Mary of Egypt

“The Standing of Mary of Egypt” on last Thursday is the culmination of Lent. In the Church for two months now, we have been taught examples of piety: the repentance of publicans and fornicators, icon worship and hesychasm. Like the Tree of life in the middle of Paradise, the Cross of the Lord is brought to us for worship in the middle of the Lent. As a guide to heaven, “The Ladder” of St John is recommended. And as the highest example of repentance (not for imitation, but for admiration) – the life of St. Mary. The fragile female nature was capable of impossible feats, surpassing the greatest men of desert. Her story fits into a few paragraphs, but can you imagine 47 years in the desert without food and clothing? What willpower and desire to please God helped her endure the external and internal fire?
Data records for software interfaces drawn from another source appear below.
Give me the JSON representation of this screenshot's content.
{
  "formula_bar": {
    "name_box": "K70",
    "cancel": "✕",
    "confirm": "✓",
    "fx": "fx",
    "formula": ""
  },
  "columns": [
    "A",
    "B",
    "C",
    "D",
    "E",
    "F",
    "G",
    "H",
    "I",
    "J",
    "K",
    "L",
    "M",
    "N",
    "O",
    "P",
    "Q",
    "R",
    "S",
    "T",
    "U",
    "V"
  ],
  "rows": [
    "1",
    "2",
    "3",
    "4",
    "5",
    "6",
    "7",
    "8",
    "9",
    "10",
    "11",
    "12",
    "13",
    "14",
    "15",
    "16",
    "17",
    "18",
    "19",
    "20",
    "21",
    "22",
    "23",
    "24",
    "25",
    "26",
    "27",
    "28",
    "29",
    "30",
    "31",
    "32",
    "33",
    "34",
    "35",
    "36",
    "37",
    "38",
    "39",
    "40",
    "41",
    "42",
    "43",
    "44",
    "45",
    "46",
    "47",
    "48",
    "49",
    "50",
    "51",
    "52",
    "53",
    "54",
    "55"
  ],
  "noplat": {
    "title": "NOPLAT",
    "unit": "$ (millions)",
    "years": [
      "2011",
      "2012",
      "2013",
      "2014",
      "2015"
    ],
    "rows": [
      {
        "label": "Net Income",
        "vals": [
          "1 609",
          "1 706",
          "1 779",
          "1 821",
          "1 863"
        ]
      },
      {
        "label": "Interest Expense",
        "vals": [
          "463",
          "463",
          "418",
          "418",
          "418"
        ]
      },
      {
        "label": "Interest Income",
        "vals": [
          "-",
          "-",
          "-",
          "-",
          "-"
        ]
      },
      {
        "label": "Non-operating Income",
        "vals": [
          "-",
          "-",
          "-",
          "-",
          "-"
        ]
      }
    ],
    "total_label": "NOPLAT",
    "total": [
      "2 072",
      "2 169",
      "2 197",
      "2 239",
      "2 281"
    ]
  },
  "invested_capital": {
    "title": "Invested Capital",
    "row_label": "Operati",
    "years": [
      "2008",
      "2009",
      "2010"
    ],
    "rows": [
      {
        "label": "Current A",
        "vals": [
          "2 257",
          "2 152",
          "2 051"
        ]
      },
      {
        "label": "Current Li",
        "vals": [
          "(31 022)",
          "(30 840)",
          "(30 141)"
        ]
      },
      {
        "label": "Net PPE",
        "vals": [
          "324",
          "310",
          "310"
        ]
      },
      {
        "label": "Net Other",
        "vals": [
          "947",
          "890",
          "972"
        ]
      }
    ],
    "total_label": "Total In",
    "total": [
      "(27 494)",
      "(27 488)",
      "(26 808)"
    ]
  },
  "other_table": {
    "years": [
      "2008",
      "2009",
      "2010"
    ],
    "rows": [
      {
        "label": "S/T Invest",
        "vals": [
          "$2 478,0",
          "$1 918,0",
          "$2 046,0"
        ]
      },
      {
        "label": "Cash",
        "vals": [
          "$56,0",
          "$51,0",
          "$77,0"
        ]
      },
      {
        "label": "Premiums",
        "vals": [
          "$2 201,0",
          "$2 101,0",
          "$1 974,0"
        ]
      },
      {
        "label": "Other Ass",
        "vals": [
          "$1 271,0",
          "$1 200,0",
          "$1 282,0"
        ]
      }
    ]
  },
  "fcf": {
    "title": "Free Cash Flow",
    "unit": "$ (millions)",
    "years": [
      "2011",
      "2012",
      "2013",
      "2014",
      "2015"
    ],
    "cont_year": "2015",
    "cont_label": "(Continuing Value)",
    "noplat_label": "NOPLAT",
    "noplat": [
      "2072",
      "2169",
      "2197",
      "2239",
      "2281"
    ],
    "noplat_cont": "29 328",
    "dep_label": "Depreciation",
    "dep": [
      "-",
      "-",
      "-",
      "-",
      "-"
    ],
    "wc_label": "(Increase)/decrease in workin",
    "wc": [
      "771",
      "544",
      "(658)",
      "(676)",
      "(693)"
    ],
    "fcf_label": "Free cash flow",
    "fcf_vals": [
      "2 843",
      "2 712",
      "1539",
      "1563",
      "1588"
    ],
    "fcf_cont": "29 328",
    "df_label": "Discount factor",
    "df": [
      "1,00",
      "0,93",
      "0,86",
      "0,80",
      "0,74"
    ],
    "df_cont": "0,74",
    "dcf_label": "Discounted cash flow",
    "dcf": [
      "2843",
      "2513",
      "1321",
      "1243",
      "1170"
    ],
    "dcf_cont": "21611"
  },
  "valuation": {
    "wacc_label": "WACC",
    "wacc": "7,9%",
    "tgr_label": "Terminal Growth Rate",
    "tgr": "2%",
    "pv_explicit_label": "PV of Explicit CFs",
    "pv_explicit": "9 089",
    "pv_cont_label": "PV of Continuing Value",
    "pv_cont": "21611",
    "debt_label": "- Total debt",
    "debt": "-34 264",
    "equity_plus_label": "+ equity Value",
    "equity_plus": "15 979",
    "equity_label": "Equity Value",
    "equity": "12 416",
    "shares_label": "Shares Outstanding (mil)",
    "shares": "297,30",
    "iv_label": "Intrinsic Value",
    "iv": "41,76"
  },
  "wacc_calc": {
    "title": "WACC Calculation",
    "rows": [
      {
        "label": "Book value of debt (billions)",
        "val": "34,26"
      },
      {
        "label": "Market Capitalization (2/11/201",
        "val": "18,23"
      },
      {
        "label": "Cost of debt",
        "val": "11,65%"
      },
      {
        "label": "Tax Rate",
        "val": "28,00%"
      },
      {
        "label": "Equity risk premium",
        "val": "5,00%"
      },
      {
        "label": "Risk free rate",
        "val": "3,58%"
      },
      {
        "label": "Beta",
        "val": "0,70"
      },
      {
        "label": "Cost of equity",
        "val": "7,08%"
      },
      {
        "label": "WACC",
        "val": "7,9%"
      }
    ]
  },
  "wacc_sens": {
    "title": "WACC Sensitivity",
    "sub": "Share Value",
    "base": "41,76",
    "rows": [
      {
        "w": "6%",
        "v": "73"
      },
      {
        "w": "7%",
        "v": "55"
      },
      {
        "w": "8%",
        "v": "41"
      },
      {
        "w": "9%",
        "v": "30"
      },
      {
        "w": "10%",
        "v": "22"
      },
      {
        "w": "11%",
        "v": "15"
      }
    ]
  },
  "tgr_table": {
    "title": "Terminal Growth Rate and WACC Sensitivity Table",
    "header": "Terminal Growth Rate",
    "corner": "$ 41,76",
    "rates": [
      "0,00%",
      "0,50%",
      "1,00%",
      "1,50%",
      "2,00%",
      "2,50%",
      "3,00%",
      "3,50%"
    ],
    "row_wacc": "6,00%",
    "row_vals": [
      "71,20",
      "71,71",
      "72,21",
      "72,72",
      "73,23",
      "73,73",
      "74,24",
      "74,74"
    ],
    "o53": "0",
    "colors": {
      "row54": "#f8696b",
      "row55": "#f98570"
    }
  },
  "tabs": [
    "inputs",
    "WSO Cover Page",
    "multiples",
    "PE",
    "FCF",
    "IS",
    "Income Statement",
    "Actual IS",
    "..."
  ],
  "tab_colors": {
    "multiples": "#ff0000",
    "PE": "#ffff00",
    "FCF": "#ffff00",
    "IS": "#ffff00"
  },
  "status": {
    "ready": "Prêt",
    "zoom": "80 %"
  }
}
On the day of her memory – on the 5th Sunday of Lent – the Canon at Matins commemorates the righteous Job and the poor Lazarus: “As Job in leprosy, eaten by worms, so Lazarus before the gates of the rich prayed: blessed is the God of our fathers. And no one gave him even a crumb from the rich man’s table, but he received instead the bosom of Abraham.” Because none of our sacrifices, nothing earthly, can compare with what God has prepared for those who love Him. “The Kingdom of heaven is like a merchant who, had found one pearl of great price, went and sold all that he had, and bought it” (Matthew 13: 45-46). This pearl is Christ. To be with Him, true Christians are willing to bare with suffering, privation, and even premature death. The main thing is that both life be Christ and death be gain (Epistle to the Philippians, 1: 21).